(The problem): Copy the records out again in full, keeping them identical.

(Page and application data records):

● ● ● ● ● ● ●

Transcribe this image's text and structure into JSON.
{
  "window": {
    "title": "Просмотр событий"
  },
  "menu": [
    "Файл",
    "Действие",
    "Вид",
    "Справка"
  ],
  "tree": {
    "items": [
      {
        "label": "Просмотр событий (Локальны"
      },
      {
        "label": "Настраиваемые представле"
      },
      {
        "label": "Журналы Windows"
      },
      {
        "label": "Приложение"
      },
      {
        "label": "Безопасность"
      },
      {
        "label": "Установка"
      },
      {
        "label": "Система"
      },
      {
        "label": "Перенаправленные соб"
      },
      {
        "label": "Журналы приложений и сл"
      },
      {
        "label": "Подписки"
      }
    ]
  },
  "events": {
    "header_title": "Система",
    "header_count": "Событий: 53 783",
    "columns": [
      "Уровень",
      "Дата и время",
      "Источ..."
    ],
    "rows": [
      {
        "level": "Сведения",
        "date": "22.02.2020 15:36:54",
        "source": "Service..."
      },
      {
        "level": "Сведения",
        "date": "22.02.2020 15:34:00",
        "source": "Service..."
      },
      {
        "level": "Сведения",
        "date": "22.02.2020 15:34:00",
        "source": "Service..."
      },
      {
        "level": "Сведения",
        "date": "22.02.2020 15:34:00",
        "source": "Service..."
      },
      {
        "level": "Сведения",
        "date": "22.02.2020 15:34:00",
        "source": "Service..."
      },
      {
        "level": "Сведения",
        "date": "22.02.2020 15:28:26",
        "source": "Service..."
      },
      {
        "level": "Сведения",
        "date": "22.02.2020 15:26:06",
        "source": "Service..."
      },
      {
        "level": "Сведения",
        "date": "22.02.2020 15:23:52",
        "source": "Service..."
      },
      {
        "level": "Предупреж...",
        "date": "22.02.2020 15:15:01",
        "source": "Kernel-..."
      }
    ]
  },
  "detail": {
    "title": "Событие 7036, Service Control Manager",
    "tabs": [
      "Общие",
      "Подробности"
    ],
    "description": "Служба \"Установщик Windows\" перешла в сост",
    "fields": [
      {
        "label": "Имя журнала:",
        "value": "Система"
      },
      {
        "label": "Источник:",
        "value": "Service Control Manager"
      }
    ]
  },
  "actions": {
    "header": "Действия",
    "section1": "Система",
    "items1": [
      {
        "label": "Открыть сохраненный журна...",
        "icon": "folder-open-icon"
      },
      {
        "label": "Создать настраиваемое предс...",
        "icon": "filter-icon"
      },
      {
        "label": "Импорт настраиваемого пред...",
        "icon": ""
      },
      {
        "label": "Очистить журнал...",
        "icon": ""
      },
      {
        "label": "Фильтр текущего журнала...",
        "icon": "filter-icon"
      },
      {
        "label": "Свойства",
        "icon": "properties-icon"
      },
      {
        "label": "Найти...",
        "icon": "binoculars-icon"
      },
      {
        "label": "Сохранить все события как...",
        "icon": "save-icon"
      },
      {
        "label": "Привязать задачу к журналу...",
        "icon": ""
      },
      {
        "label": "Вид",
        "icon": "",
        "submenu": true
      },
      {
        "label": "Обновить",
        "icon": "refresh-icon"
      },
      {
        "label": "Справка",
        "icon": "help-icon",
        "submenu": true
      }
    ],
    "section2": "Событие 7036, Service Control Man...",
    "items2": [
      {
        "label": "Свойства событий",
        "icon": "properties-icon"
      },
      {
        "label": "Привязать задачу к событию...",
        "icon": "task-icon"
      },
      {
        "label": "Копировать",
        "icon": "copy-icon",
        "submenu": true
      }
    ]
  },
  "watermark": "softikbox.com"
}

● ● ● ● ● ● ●

(Solution for this problem):
Transcribe this image's text and structure into JSON.
{
  "window": {
    "title": "Просмотр событий"
  },
  "menu": [
    "Файл",
    "Действие",
    "Вид",
    "Справка"
  ],
  "tree": {
    "items": [
      {
        "label": "Просмотр событий (Локальны"
      },
      {
        "label": "Настраиваемые представле"
      },
      {
        "label": "Журналы Windows"
      },
      {
        "label": "Приложение"
      },
      {
        "label": "Безопасность"
      },
      {
        "label": "Установка"
      },
      {
        "label": "Система"
      },
      {
        "label": "Перенаправленные соб"
      },
      {
        "label": "Журналы приложений и сл"
      },
      {
        "label": "Подписки"
      }
    ]
  },
  "events": {
    "header_title": "Система",
    "header_count": "Событий: 53 783",
    "columns": [
      "Уровень",
      "Дата и время",
      "Источ..."
    ],
    "rows": [
      {
        "level": "Сведения",
        "date": "22.02.2020 15:36:54",
        "source": "Service..."
      },
      {
        "level": "Сведения",
        "date": "22.02.2020 15:34:00",
        "source": "Service..."
      },
      {
        "level": "Сведения",
        "date": "22.02.2020 15:34:00",
        "source": "Service..."
      },
      {
        "level": "Сведения",
        "date": "22.02.2020 15:34:00",
        "source": "Service..."
      },
      {
        "level": "Сведения",
        "date": "22.02.2020 15:34:00",
        "source": "Service..."
      },
      {
        "level": "Сведения",
        "date": "22.02.2020 15:28:26",
        "source": "Service..."
      },
      {
        "level": "Сведения",
        "date": "22.02.2020 15:26:06",
        "source": "Service..."
      },
      {
        "level": "Сведения",
        "date": "22.02.2020 15:23:52",
        "source": "Service..."
      },
      {
        "level": "Предупреж...",
        "date": "22.02.2020 15:15:01",
        "source": "Kernel-..."
      }
    ]
  },
  "detail": {
    "title": "Событие 7036, Service Control Manager",
    "tabs": [
      "Общие",
      "Подробности"
    ],
    "description": "Служба \"Установщик Windows\" перешла в сост",
    "fields": [
      {
        "label": "Имя журнала:",
        "value": "Система"
      },
      {
        "label": "Источник:",
        "value": "Service Control Manager"
      }
    ]
  },
  "actions": {
    "header": "Действия",
    "section1": "Система",
    "items1": [
      {
        "label": "Открыть сохраненный журна...",
        "icon": "folder-open-icon"
      },
      {
        "label": "Создать настраиваемое предс...",
        "icon": "filter-icon"
      },
      {
        "label": "Импорт настраиваемого пред...",
        "icon": ""
      },
      {
        "label": "Очистить журнал...",
        "icon": ""
      },
      {
        "label": "Фильтр текущего журнала...",
        "icon": "filter-icon"
      },
      {
        "label": "Свойства",
        "icon": "properties-icon"
      },
      {
        "label": "Найти...",
        "icon": "binoculars-icon"
      },
      {
        "label": "Сохранить все события как...",
        "icon": "save-icon"
      },
      {
        "label": "Привязать задачу к журналу...",
        "icon": ""
      },
      {
        "label": "Вид",
        "icon": "",
        "submenu": true
      },
      {
        "label": "Обновить",
        "icon": "refresh-icon"
      },
      {
        "label": "Справка",
        "icon": "help-icon",
        "submenu": true
      }
    ],
    "section2": "Событие 7036, Service Control Man...",
    "items2": [
      {
        "label": "Свойства событий",
        "icon": "properties-icon"
      },
      {
        "label": "Привязать задачу к событию...",
        "icon": "task-icon"
      },
      {
        "label": "Копировать",
        "icon": "copy-icon",
        "submenu": true
      }
    ]
  },
  "watermark": "softikbox.com"
}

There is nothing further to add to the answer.